There can be few people in Britain who are unaware of "Bollywood" movies - the exotic fruits of the prolific Indian film industry which traditionally combine a heady cocktail of action, adventure, comedy and romance with (most importantly) extravagant musical numbers. In the past few years, Bollywood films have made regular appearances in the UK box office top ten, with titles such as Kal Ho Naa Ho peaking at number six last year. In December 2002, the acclaimed Kabhi Khushi Kabhie Gham . . . took £2.5m in the UK, a figure that would put many mainstream Hollywood productions to shame. As for the crossover hit Devdas, a high-profile unveiling at the Cannes Film Festival helped it become a money-spinning, Bafta-nominated hit here in the UK.
The influence of Bollywood extends beyond the cinema: from the stages of London, where the musical Bombay Dreams is now in its second sell-out year despite some disparaging (and frankly baffled) reviews, to the concert halls of Birmingham, where the show's legendary composer, A R Rahman, recently led the city's symphony orchestra in two nights of Indian film themes.
Yet one area that still appears to be operating a cultural apartheid regarding Bollywood cinema is mainstream British film criticism. Despite the huge financial success of movies such as Kabhi Khushi Kabhie Gham . . . and Kal Ho Naa Ho, reviews of these films have often remained absent from the pages of many of the UK's leading magazines and newspapers. If you want the lowdown on the latest Bollywood arrivals, you need to turn to such specialist Asian publications as Eastern Eye, Stardust, CineBlitz or Filmfare, or to internet sites such as radiosargam.com, which (I am reliably informed) offers excellent coverage of forthcoming treats.
So why have British critics been so slow to review Bollywood fare? The simple answer is that very few Bollywood films have been screened for the English- speaking press by their distributors, which have usually considered their readership irrelevant to the films' success. As Tim Dams, news editor of the industry paper Screen International, points out: "Companies like Eros and Yash Raj, which distribute these films in the UK, have developed a fantastically successful niche market which has in effect bypassed mainstream English-speaking audiences and reviewers. These films achieve excellent screen averages by targeting publicity to their core audiences." As a result, many British reviewers (myself included) have found out about the films only when they have shown up in the Screen International chart. When the Guardian film critic Peter Bradshaw wanted to review Lagaan in his influential weekly column, for example, he had to wait until it opened at a north London multiplex, then queue up to buy a ticket.
Now, however, the situation seems about to change. Last month Eros, which has scored notable hits in the UK with Chalte Chalte, Khakee, Baghban and Devdas, became the first major Bollywood distributor to join the Film Distributors' Association, the industry body that co-ordinates the "National Press Shows" at which critics view each week's releases. According to the managing director of Eros, Kishore Lulla: "The FDA is an excellent forum through which we can influence the cinema industry on subjects as diverse as relationships with exhibitors and piracy. We also want to take advantage of its services such as the National Press Show schedule."

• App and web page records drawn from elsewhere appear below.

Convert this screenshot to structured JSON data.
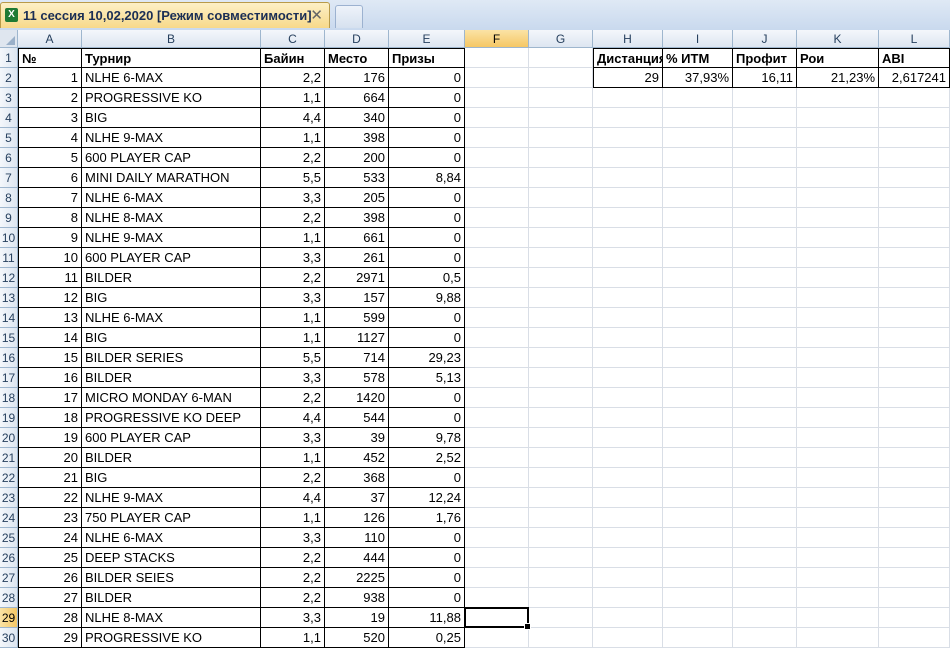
{
  "tab": {
    "title": "11 сессия 10,02,2020  [Режим совместимости]",
    "close_glyph": "✕",
    "icon": "excel-file-icon",
    "icon_glyph": "X"
  },
  "columns": [
    "A",
    "B",
    "C",
    "D",
    "E",
    "F",
    "G",
    "H",
    "I",
    "J",
    "K",
    "L"
  ],
  "selected_column": "F",
  "selected_row": 29,
  "row_numbers": [
    1,
    2,
    3,
    4,
    5,
    6,
    7,
    8,
    9,
    10,
    11,
    12,
    13,
    14,
    15,
    16,
    17,
    18,
    19,
    20,
    21,
    22,
    23,
    24,
    25,
    26,
    27,
    28,
    29,
    30
  ],
  "table": {
    "headers": [
      "№",
      "Турнир",
      "Байин",
      "Место",
      "Призы"
    ],
    "rows": [
      [
        "1",
        "NLHE 6-MAX",
        "2,2",
        "176",
        "0"
      ],
      [
        "2",
        "PROGRESSIVE KO",
        "1,1",
        "664",
        "0"
      ],
      [
        "3",
        "BIG",
        "4,4",
        "340",
        "0"
      ],
      [
        "4",
        "NLHE 9-MAX",
        "1,1",
        "398",
        "0"
      ],
      [
        "5",
        "600 PLAYER CAP",
        "2,2",
        "200",
        "0"
      ],
      [
        "6",
        "MINI DAILY MARATHON",
        "5,5",
        "533",
        "8,84"
      ],
      [
        "7",
        "NLHE 6-MAX",
        "3,3",
        "205",
        "0"
      ],
      [
        "8",
        "NLHE 8-MAX",
        "2,2",
        "398",
        "0"
      ],
      [
        "9",
        "NLHE 9-MAX",
        "1,1",
        "661",
        "0"
      ],
      [
        "10",
        "600 PLAYER CAP",
        "3,3",
        "261",
        "0"
      ],
      [
        "11",
        "BILDER",
        "2,2",
        "2971",
        "0,5"
      ],
      [
        "12",
        "BIG",
        "3,3",
        "157",
        "9,88"
      ],
      [
        "13",
        "NLHE 6-MAX",
        "1,1",
        "599",
        "0"
      ],
      [
        "14",
        "BIG",
        "1,1",
        "1127",
        "0"
      ],
      [
        "15",
        "BILDER SERIES",
        "5,5",
        "714",
        "29,23"
      ],
      [
        "16",
        "BILDER",
        "3,3",
        "578",
        "5,13"
      ],
      [
        "17",
        "MICRO MONDAY 6-MAN",
        "2,2",
        "1420",
        "0"
      ],
      [
        "18",
        "PROGRESSIVE KO DEEP",
        "4,4",
        "544",
        "0"
      ],
      [
        "19",
        "600 PLAYER CAP",
        "3,3",
        "39",
        "9,78"
      ],
      [
        "20",
        "BILDER",
        "1,1",
        "452",
        "2,52"
      ],
      [
        "21",
        "BIG",
        "2,2",
        "368",
        "0"
      ],
      [
        "22",
        "NLHE 9-MAX",
        "4,4",
        "37",
        "12,24"
      ],
      [
        "23",
        "750 PLAYER CAP",
        "1,1",
        "126",
        "1,76"
      ],
      [
        "24",
        "NLHE 6-MAX",
        "3,3",
        "110",
        "0"
      ],
      [
        "25",
        "DEEP STACKS",
        "2,2",
        "444",
        "0"
      ],
      [
        "26",
        "BILDER SEIES",
        "2,2",
        "2225",
        "0"
      ],
      [
        "27",
        "BILDER",
        "2,2",
        "938",
        "0"
      ],
      [
        "28",
        "NLHE 8-MAX",
        "3,3",
        "19",
        "11,88"
      ],
      [
        "29",
        "PROGRESSIVE KO",
        "1,1",
        "520",
        "0,25"
      ]
    ]
  },
  "summary": {
    "headers": [
      "Дистанция",
      "% ИТМ",
      "Профит",
      "Рои",
      "ABI"
    ],
    "values": [
      "29",
      "37,93%",
      "16,11",
      "21,23%",
      "2,617241"
    ]
  }
}
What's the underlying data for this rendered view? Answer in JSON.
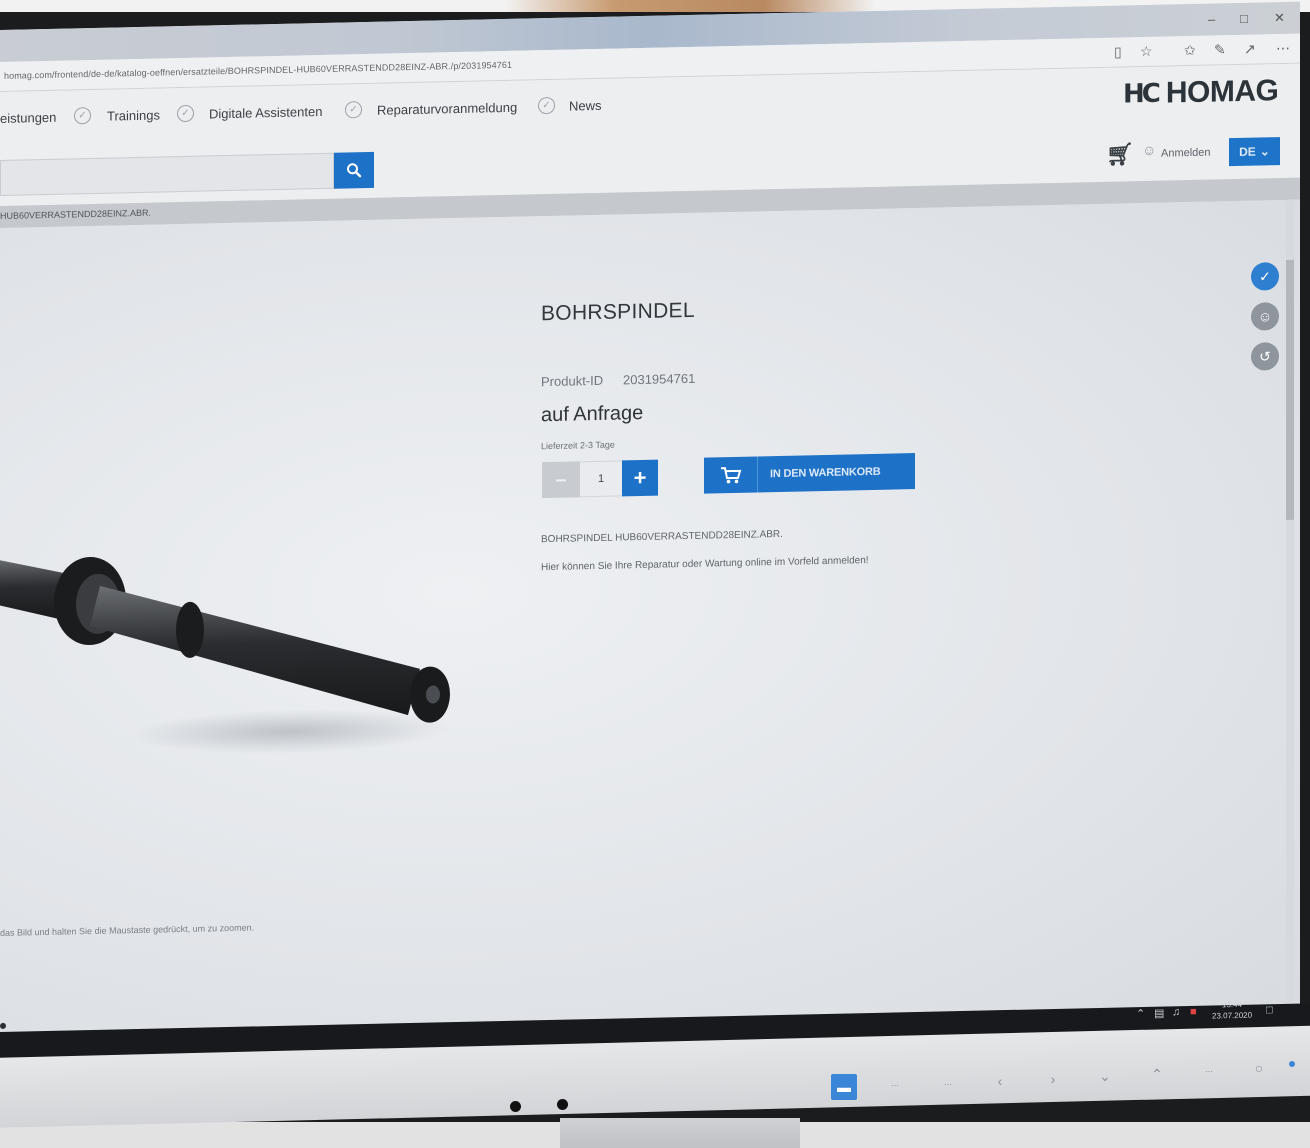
{
  "browser": {
    "url": "homag.com/frontend/de-de/katalog-oeffnen/ersatzteile/BOHRSPINDEL-HUB60VERRASTENDD28EINZ-ABR./p/2031954761",
    "controls": {
      "minimize": "–",
      "maximize": "□",
      "close": "✕"
    },
    "toolbar_icons": [
      "reading-view-icon",
      "favorite-star-icon",
      "favorites-bar-icon",
      "pen-icon",
      "share-icon",
      "more-icon"
    ]
  },
  "nav": {
    "items": [
      "eistungen",
      "Trainings",
      "Digitale Assistenten",
      "Reparaturvoranmeldung",
      "News"
    ]
  },
  "logo": {
    "mark": "HC",
    "text": "HOMAG"
  },
  "header": {
    "search_placeholder": "",
    "login_label": "Anmelden",
    "language": "DE"
  },
  "breadcrumb": "HUB60VERRASTENDD28EINZ.ABR.",
  "product": {
    "title": "BOHRSPINDEL",
    "id_label": "Produkt-ID",
    "id_value": "2031954761",
    "price": "auf Anfrage",
    "delivery": "Lieferzeit 2-3 Tage",
    "quantity": "1",
    "minus": "–",
    "plus": "+",
    "add_to_cart": "IN DEN WARENKORB",
    "description": "BOHRSPINDEL HUB60VERRASTENDD28EINZ.ABR.",
    "repair_info": "Hier können Sie Ihre Reparatur oder Wartung online im Vorfeld anmelden!"
  },
  "image_hint": "das Bild und halten Sie die Maustaste gedrückt, um zu zoomen.",
  "taskbar": {
    "apps": [
      "cortana-icon",
      "task-view-icon",
      "edge-icon",
      "explorer-icon",
      "word-icon",
      "excel-icon",
      "outlook-icon",
      "visio-icon",
      "acrobat-icon"
    ],
    "time": "13:44",
    "date": "23.07.2020"
  },
  "colors": {
    "accent": "#1d72c8",
    "brand_text": "#2d3439"
  }
}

For critics, this means future Eros releases will be screened in a timely fashion that facilitates their inclusion in the weekly film review columns. Mark Batey, the FDA chief executive, is clearly delighted. "Eros has been very successfully distributing Bollywood movies for the past 25 years," he says. "I think the reason it is joining us now, after all this time, is that it wants to move up to the next level - to fully enter the mainstream of UK cinema." Lulla agrees. "The FDA is the recognised trade body of the cinema industry," he says, "and we believe that membership adds stature to Eros."
A question mark remains, however, over who Eros is hoping to target with its forthcoming releases. Rana Johal, key examiner of south Asian movies at the British Board of Film Classification, suggests that it is not just new white audiences which may be attracted by mainstream press coverage, but also younger south Asian viewers.
"One of the things about Bollywood movies is that they are a great transmitter of culture," he explains. "The kids want to see them to make that cultural connection. But many of them do not necessarily speak the language of their grandparents. As a result, we've started to see a marked rise in subtitling in the past few years.
"I think the cachet of having reviews in the mainstream press will also appeal to those younger Asian viewers. As a great fan of these movies, I think anything that causes Bollywood cinema to be taken more seriously can only be a good thing."